==== DATASET EXCERPTS

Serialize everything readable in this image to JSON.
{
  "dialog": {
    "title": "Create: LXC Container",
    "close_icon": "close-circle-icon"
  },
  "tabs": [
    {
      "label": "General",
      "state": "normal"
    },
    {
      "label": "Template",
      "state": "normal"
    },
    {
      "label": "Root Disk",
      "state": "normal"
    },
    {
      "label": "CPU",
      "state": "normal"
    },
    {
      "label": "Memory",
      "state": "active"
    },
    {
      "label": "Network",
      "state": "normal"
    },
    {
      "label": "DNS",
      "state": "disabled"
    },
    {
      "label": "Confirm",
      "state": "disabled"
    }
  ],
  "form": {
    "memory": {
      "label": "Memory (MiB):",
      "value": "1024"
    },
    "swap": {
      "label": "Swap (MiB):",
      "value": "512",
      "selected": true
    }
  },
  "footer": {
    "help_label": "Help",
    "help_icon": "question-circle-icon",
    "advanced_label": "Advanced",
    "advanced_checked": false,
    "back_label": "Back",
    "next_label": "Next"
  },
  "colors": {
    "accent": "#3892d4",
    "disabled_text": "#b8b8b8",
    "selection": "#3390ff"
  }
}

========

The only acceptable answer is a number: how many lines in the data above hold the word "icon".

RESPONSE TO THIS TASK.
2